New Peking University leader former state security official

The new top official at Peking University, one of China's top two centers of higher learning, is a former head of the national spy agency's branch in the Chinese capital, underscoring President Xi Jinping's drive to enforce academic conformity and tighten the ruling Communist Party's power over academia and other sectors not under its direct control.

As party secretary, Qiu Shuiping "hopes that Peking University can seize the opportunities in the new era and grow into a world-class university with Chinese characteristics," the school said in a news release whose language closely mirrors that used by the party under Xi.

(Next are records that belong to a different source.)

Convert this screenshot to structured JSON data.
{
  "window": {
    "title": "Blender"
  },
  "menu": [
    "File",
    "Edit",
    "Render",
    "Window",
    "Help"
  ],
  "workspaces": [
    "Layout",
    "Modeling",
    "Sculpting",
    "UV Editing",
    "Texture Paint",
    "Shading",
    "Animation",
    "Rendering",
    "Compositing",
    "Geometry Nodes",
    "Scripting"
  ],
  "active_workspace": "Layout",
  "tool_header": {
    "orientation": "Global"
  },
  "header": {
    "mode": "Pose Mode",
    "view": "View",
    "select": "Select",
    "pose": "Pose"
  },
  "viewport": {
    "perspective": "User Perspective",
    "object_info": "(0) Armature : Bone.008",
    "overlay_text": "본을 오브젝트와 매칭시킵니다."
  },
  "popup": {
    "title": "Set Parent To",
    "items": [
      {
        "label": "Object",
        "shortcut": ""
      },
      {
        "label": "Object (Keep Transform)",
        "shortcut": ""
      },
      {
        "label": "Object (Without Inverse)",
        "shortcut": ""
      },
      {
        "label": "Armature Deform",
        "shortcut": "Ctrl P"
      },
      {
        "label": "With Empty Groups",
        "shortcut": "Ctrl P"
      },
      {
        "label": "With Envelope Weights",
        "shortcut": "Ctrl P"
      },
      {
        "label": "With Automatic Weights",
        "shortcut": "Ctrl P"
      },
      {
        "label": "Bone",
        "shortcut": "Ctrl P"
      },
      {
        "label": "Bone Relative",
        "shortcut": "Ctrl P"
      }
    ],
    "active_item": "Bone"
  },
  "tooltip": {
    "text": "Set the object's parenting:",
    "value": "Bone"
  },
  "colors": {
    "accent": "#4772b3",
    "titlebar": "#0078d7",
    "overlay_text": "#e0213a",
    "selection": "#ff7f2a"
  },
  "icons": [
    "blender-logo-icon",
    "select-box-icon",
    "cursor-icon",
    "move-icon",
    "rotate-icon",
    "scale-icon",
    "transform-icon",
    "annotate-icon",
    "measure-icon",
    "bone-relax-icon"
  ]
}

Qiu's lengthy official resume says that from the end of 2013 to the end of 2014, he was party secretary of Beijing's State Security Bureau. That is the local branch of the ministry responsible for espionage and counterespionage.

Qiu graduated from Peking University in 1983 with a law degree and also served as secretary general of its party youth league branch. After a career in the Beijing party apparatus, he most recently served as a high court judge in the northern province of Shanxi.

While Chinese now have vastly more power to make individual life decisions than during the days of Mao Zedong, the party maintains decisive power over institutions from schools to banks, corporations to sports federations. Xi, who amended the constitution earlier this year to allow him to rule indefinitely, has been ratcheting-up that control alongside propaganda drives to retain young people's loyalty to the party.

Xi has also warned against the introduction of liberal political concepts such as universal values into the classrooms of Chinese universities and professors have come under increasing pressure to maintain political correctness at the risk of demotion or dismissal.

Increasingly, however, young Chinese are opting to study in the United States or other countries and Xi's own daughter was once a graduate student at Harvard University.